> **About this task**: Each entry below is to be reproduced exactly, though any pictures it holds must be omitted.

Component data from apps and pages
################
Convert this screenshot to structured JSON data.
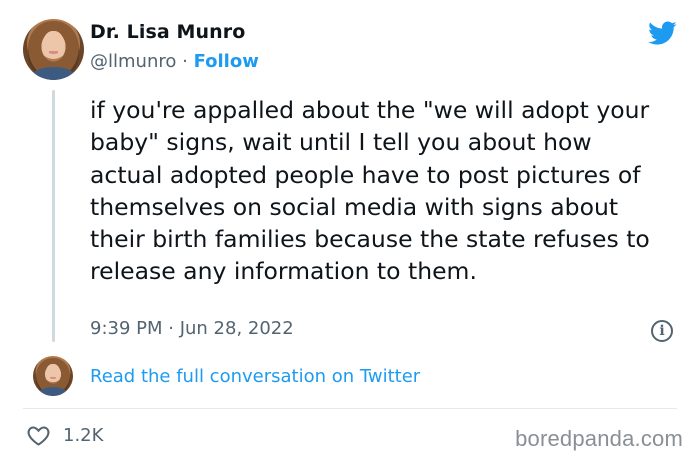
{
  "tweet": {
    "author_name": "Dr. Lisa Munro",
    "handle": "@llmunro",
    "separator": "·",
    "follow_label": "Follow",
    "text": "if you're appalled about the \"we will adopt your baby\" signs, wait until I tell you about how actual adopted people have to post pictures of themselves on social media with signs about their birth families because the state refuses to release any information to them.",
    "timestamp": "9:39 PM · Jun 28, 2022",
    "info_symbol": "i",
    "conversation_link": "Read the full conversation on Twitter",
    "like_count": "1.2K"
  },
  "watermark": "boredpanda.com",
  "icons": {
    "platform": "twitter-bird-icon",
    "like": "heart-icon",
    "info": "info-icon"
  },
  "colors": {
    "accent": "#1d9bf0",
    "text": "#0f1419",
    "secondary": "#536471",
    "divider": "#e6e9eb",
    "watermark": "#8a8f96"
  }
}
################
> **Answer for this exercise**:
Convert this screenshot to structured JSON data.
{
  "tweet": {
    "author_name": "Dr. Lisa Munro",
    "handle": "@llmunro",
    "separator": "·",
    "follow_label": "Follow",
    "text": "if you're appalled about the \"we will adopt your baby\" signs, wait until I tell you about how actual adopted people have to post pictures of themselves on social media with signs about their birth families because the state refuses to release any information to them.",
    "timestamp": "9:39 PM · Jun 28, 2022",
    "info_symbol": "i",
    "conversation_link": "Read the full conversation on Twitter",
    "like_count": "1.2K"
  },
  "watermark": "boredpanda.com",
  "icons": {
    "platform": "twitter-bird-icon",
    "like": "heart-icon",
    "info": "info-icon"
  },
  "colors": {
    "accent": "#1d9bf0",
    "text": "#0f1419",
    "secondary": "#536471",
    "divider": "#e6e9eb",
    "watermark": "#8a8f96"
  }
}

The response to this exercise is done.